Gross domestic product (GDP) is the primary indicator of economic activity within the UK. GDP can be estimated in real terms (adjusted to remove the effects of inflation) or nominal terms (unadjusted). In the UK, 3 different theoretical approaches are used to estimate GDP:
- GDP from the output or production approach – GDP(O) measures the sum of the value added created through the production of goods and services within the economy (our production or output as an economy); this approach provides the first estimate of GDP and can be used to show how much different industries (for example, agriculture) contribute within the economy
- GDP from the income approach – GDP(I) measures the total income generated by the production of goods and services within the economy; the figures provided break down this income into, for example, income earned by companies (corporations), employees and the self-employed
- GDP from the expenditure approach – GDP(E) measures the total expenditures on all finished goods and services produced within the economy
In theory, the 3 different approaches should produce the same result. However, as they are based on different surveys and administrative data sources, a balanced GDP estimate can only emerge after a process of balancing and adjustment.Back to table of contents
Output quality trade-offs
(Trade-offs are the extent to which different dimensions of quality are balanced against each other.)

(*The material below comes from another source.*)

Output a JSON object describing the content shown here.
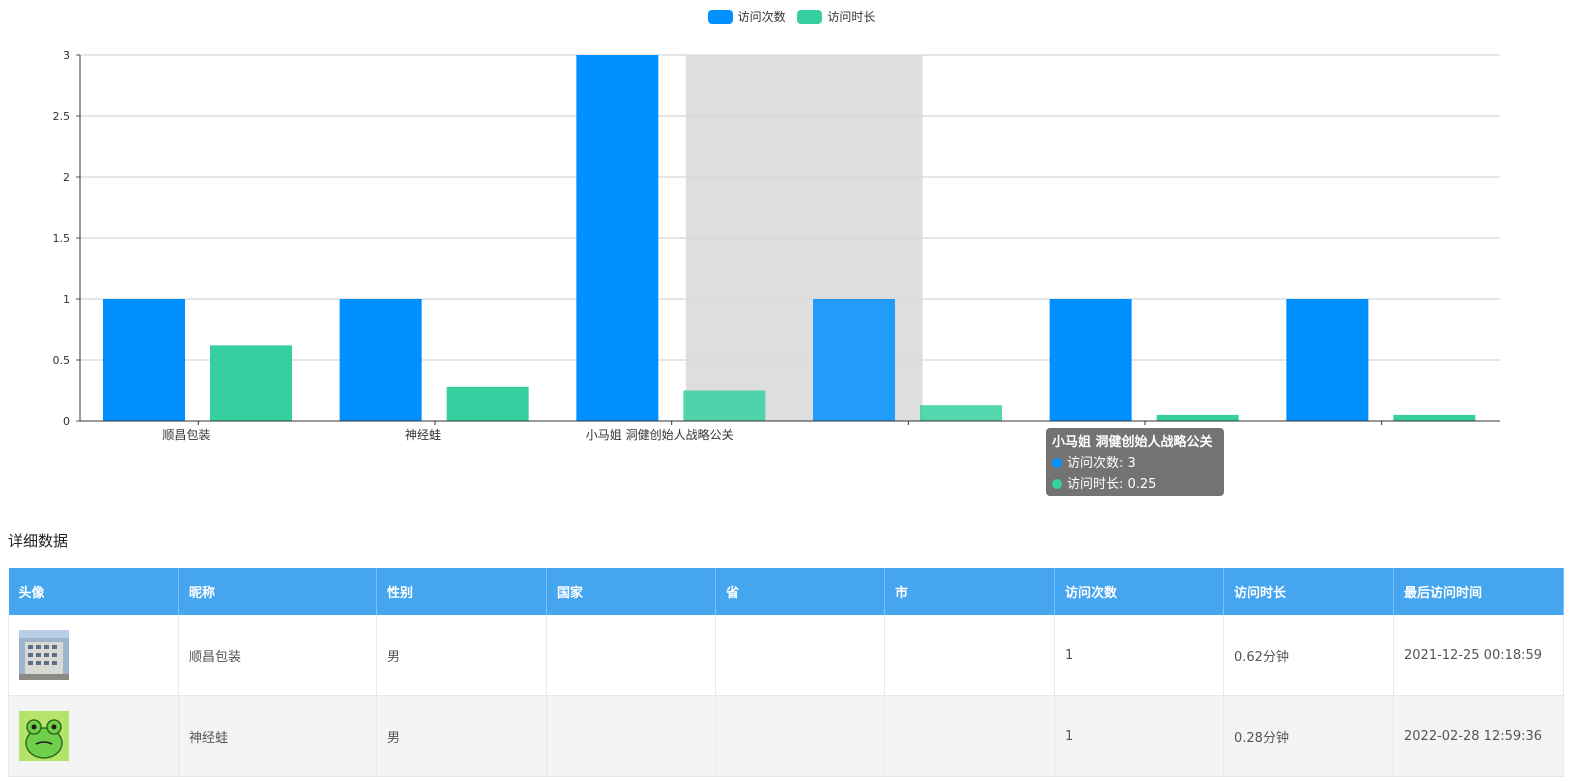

As previously stated in this report, the IoS is published on the ONS website around 8 weeks after the end of the reference month. As the IoS is an important component in the compilation of the GDP indicator, the timeliness of the data is crucial, but there is a trade-off between accuracy and timeliness. Provisional outputs are timelier, but expectations of accuracy and reliability in early estimates are often too high as early estimates are based on incomplete data. Revisions are an inevitable consequence of the trade-off between timeliness and accuracy. More information on revisions can be found in the Accuracy section.

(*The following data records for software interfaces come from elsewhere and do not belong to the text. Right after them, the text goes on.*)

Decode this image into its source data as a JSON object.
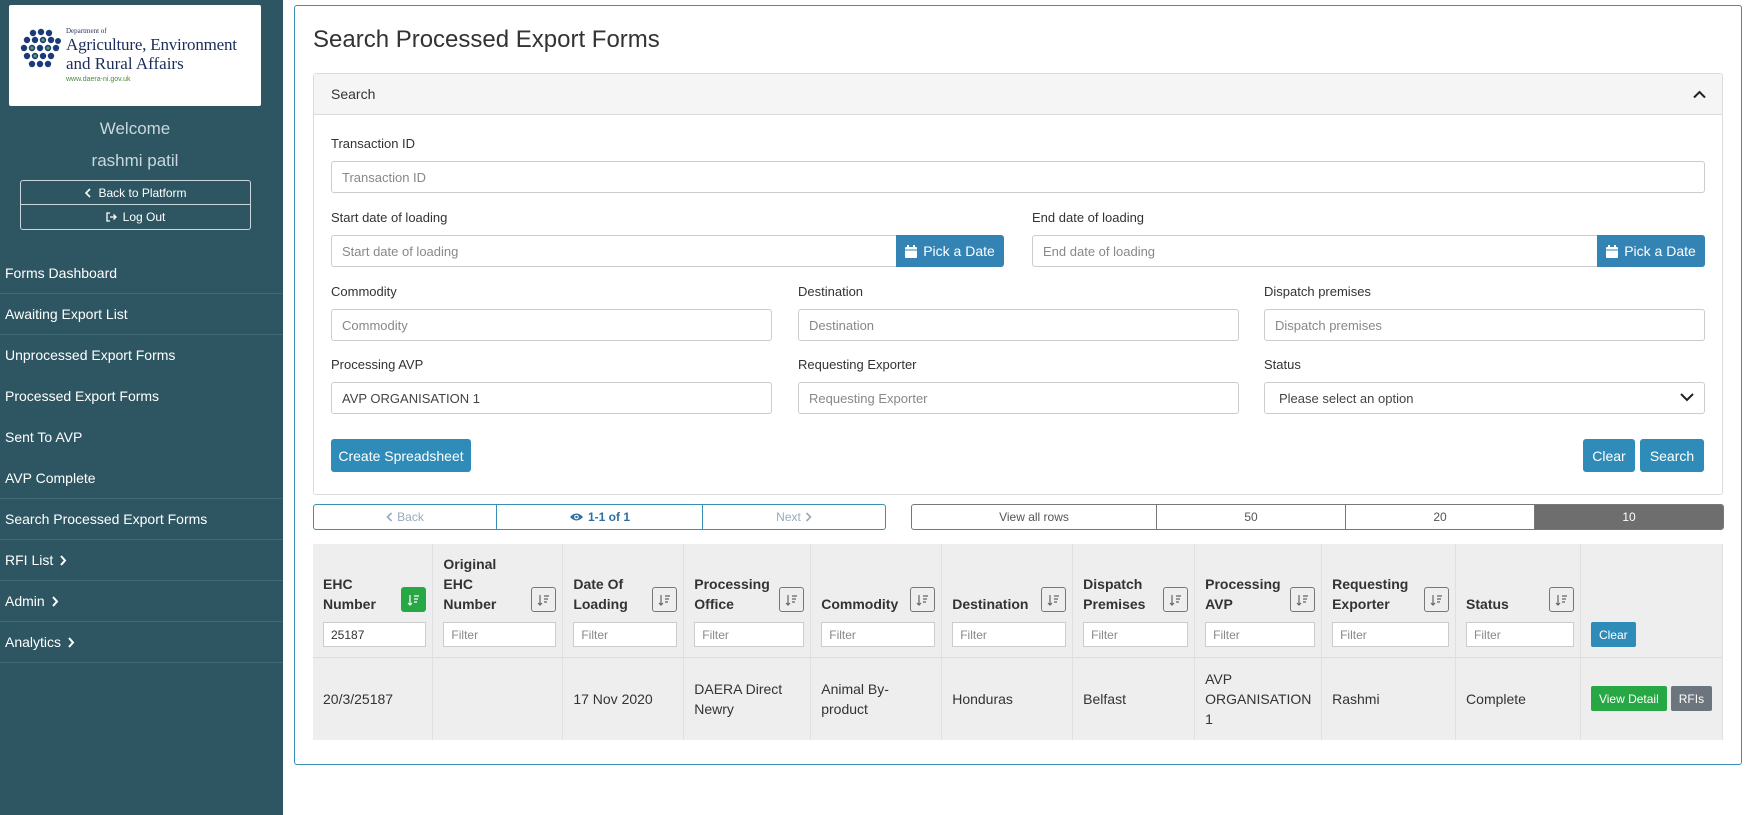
{
  "logo": {
    "dept": "Department of",
    "line1": "Agriculture, Environment",
    "line2": "and Rural Affairs",
    "url": "www.daera-ni.gov.uk"
  },
  "user": {
    "welcome": "Welcome",
    "name": "rashmi patil"
  },
  "sidebar_buttons": {
    "back": "Back to Platform",
    "logout": "Log Out"
  },
  "nav": [
    {
      "label": "Forms Dashboard"
    },
    {
      "label": "Awaiting Export List"
    },
    {
      "label": "Unprocessed Export Forms"
    },
    {
      "label": "Processed Export Forms"
    },
    {
      "label": "Sent To AVP"
    },
    {
      "label": "AVP Complete"
    },
    {
      "label": "Search Processed Export Forms"
    },
    {
      "label": "RFI List"
    },
    {
      "label": "Admin"
    },
    {
      "label": "Analytics"
    }
  ],
  "page": {
    "title": "Search Processed Export Forms"
  },
  "search": {
    "header": "Search",
    "transaction_id": {
      "label": "Transaction ID",
      "placeholder": "Transaction ID"
    },
    "start_date": {
      "label": "Start date of loading",
      "placeholder": "Start date of loading",
      "button": "Pick a Date"
    },
    "end_date": {
      "label": "End date of loading",
      "placeholder": "End date of loading",
      "button": "Pick a Date"
    },
    "commodity": {
      "label": "Commodity",
      "placeholder": "Commodity"
    },
    "destination": {
      "label": "Destination",
      "placeholder": "Destination"
    },
    "dispatch": {
      "label": "Dispatch premises",
      "placeholder": "Dispatch premises"
    },
    "processing_avp": {
      "label": "Processing AVP",
      "value": "AVP ORGANISATION 1"
    },
    "requesting_exporter": {
      "label": "Requesting Exporter",
      "placeholder": "Requesting Exporter"
    },
    "status": {
      "label": "Status",
      "value": "Please select an option"
    },
    "create_spreadsheet": "Create Spreadsheet",
    "clear": "Clear",
    "search": "Search"
  },
  "pagination": {
    "back": "Back",
    "info": "1-1 of 1",
    "next": "Next"
  },
  "rows_per_page": [
    "View all rows",
    "50",
    "20",
    "10"
  ],
  "table": {
    "headers": [
      {
        "l1": "EHC",
        "l2": "Number",
        "l3": ""
      },
      {
        "l1": "Original",
        "l2": "EHC",
        "l3": "Number"
      },
      {
        "l1": "Date Of",
        "l2": "Loading",
        "l3": ""
      },
      {
        "l1": "Processing",
        "l2": "Office",
        "l3": ""
      },
      {
        "l1": "Commodity",
        "l2": "",
        "l3": ""
      },
      {
        "l1": "Destination",
        "l2": "",
        "l3": ""
      },
      {
        "l1": "Dispatch",
        "l2": "Premises",
        "l3": ""
      },
      {
        "l1": "Processing",
        "l2": "AVP",
        "l3": ""
      },
      {
        "l1": "Requesting",
        "l2": "Exporter",
        "l3": ""
      },
      {
        "l1": "Status",
        "l2": "",
        "l3": ""
      }
    ],
    "filters": [
      "25187",
      "Filter",
      "Filter",
      "Filter",
      "Filter",
      "Filter",
      "Filter",
      "Filter",
      "Filter",
      "Filter"
    ],
    "filter_clear": "Clear",
    "row": {
      "ehc": "20/3/25187",
      "original": "",
      "date": "17 Nov 2020",
      "office": "DAERA Direct Newry",
      "commodity": "Animal By-product",
      "destination": "Honduras",
      "dispatch": "Belfast",
      "avp": "AVP ORGANISATION 1",
      "exporter": "Rashmi",
      "status": "Complete",
      "view": "View Detail",
      "rfis": "RFIs"
    }
  },
  "colors": {
    "sidebar": "#2d5562",
    "primary": "#2f8cb8",
    "success": "#28a745",
    "secondary": "#6c757d"
  }
}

Assessment of user needs and perceptions
(The processes for finding out about uses and users, and their views on the statistical products.)
From January 2017, we improved the format and structure of the Index of Services statistical bulletin, which means it will be shorter and more insightful. Your feedback is welcomed via email to the IoS inbox email@example.com.
In addition to a quarterly national accounts stakeholder group, meetings are held with BoE, HMT, BEIS and OBR to address any issues with the data. Upcoming user events and seminars are advertised in the IoS statistical bulletin. Engagement across all of our economic statistics is also provided via a range of economic forum events.Back to table of contents
Accessibility and clarity
(Accessibility is the ease with which users are able to access the data, also reflecting the format in which the data are available and the availability of supporting information. Clarity refers to the quality and sufficiency of the release details, illustrations and accompanying advice.)
Our recommended format for accessible content is a combination of HTML web pages for narrative, charts and graphs, with data being provided in usable formats such as CSV and Excel. The ONS website also offers users the option to download the narrative in PDF format. In some instances other software may be used, or may be available on request. Available formats for content published on the ONS website but not produced by us, or referenced on the ONS website but stored elsewhere, may vary.
A recent announcement was made that government departments should move to open standards for documents. Future business plans will incorporate the adoption of these standards where appropriate. For further information please refer to the contact details at the beginning of this document. For information regarding conditions of access to data, please refer to:
In addition to this Quality and Methodology Information, quality information relevant to each release is available in the IoS statistical bulletin.Back to table of contents